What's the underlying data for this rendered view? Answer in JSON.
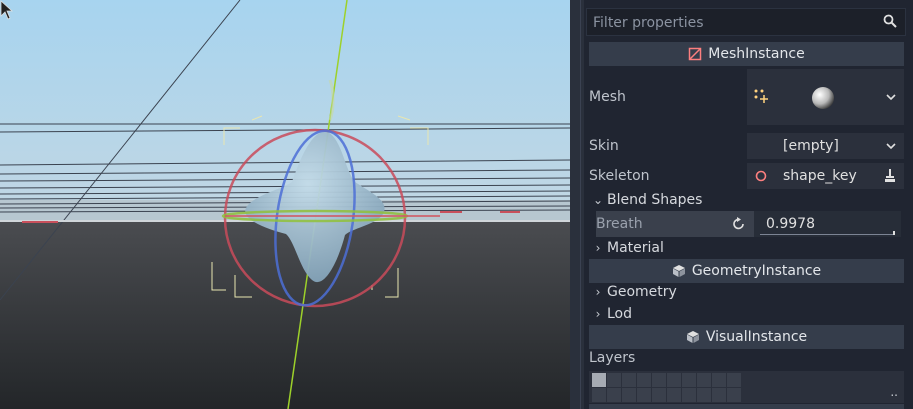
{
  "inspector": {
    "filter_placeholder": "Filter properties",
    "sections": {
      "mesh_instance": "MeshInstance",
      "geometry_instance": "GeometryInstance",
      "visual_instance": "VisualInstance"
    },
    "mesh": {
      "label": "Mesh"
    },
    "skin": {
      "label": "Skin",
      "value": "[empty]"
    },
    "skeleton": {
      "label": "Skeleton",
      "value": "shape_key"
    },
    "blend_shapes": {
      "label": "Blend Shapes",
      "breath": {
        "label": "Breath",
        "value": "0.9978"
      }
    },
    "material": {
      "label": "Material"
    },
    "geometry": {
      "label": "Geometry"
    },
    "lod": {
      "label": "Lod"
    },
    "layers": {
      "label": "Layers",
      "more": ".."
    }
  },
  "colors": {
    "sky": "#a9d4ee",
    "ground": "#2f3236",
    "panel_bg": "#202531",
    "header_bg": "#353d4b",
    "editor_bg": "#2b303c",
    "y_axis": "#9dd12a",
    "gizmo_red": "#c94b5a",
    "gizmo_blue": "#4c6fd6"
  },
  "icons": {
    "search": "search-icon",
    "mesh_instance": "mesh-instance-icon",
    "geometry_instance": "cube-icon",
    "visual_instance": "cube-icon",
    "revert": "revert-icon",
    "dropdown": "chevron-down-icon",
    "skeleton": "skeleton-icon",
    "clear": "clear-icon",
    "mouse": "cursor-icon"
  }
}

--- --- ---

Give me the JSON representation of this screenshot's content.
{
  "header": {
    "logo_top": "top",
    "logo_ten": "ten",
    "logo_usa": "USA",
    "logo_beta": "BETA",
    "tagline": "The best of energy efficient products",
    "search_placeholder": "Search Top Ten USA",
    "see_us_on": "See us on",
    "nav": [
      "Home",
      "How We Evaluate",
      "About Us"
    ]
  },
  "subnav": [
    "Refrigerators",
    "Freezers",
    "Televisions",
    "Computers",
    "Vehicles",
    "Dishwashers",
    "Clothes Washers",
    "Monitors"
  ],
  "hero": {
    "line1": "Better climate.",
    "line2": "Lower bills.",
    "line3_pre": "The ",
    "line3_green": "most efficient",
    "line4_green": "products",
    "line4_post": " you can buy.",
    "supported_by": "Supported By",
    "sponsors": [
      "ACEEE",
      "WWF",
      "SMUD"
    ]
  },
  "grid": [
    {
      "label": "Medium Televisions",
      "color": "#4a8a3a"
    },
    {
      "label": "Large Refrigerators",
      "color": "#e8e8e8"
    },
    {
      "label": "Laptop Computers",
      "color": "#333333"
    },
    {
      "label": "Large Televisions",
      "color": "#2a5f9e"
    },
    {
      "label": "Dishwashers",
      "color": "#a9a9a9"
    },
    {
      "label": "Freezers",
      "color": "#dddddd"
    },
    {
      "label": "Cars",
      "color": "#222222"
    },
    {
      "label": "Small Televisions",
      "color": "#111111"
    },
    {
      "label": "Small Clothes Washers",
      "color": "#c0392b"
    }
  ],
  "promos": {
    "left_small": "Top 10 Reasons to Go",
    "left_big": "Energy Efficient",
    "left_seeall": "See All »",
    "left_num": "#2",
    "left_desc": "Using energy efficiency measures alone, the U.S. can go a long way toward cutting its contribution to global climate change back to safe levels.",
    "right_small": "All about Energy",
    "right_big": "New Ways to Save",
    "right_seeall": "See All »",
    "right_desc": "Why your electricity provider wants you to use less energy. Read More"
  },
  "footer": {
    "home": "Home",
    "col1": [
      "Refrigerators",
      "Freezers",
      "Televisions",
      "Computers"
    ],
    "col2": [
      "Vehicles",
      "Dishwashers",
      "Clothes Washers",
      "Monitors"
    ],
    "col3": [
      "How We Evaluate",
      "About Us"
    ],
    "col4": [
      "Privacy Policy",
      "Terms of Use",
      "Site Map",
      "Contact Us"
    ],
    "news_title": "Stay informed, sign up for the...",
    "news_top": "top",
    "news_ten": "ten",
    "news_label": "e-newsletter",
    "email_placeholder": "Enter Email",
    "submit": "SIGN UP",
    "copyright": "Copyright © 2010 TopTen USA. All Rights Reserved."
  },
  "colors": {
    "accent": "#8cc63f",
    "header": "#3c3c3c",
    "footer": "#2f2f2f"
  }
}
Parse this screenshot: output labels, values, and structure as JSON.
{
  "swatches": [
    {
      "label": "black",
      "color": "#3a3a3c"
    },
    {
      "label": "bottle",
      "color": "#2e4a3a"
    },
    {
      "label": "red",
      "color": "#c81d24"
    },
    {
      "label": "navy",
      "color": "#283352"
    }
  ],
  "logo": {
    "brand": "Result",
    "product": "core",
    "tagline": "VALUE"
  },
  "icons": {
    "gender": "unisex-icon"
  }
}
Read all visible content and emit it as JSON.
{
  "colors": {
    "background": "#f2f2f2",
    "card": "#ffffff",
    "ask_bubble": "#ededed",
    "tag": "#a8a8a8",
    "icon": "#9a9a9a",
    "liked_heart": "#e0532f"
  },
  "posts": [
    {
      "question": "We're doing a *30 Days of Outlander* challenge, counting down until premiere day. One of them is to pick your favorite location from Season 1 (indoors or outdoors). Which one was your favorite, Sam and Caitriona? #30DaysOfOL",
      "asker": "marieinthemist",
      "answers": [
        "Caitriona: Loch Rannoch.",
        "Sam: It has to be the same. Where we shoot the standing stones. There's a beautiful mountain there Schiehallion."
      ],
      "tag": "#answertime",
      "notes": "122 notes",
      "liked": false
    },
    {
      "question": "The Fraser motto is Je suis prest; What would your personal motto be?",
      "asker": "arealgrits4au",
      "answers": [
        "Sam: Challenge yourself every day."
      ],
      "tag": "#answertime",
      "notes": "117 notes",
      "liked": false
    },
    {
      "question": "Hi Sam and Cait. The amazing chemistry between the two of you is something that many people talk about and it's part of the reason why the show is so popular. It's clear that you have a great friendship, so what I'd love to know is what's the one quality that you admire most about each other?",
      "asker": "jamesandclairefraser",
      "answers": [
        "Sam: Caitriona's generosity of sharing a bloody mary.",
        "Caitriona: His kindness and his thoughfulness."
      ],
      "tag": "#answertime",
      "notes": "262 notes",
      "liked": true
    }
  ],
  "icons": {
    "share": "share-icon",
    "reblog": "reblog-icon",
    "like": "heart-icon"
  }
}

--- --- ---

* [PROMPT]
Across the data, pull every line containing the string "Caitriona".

* [YOUR SOLUTION]
      "question": "We're doing a *30 Days of Outlander* challenge, counting down until premiere day. One of them is to pick your favorite location from Season 1 (indoors or outdoors). Which one was your favorite, Sam and Caitriona? #30DaysOfOL",
        "Caitriona: Loch Rannoch.",
        "Sam: Caitriona's generosity of sharing a bloody mary.",
        "Caitriona: His kindness and his thoughfulness."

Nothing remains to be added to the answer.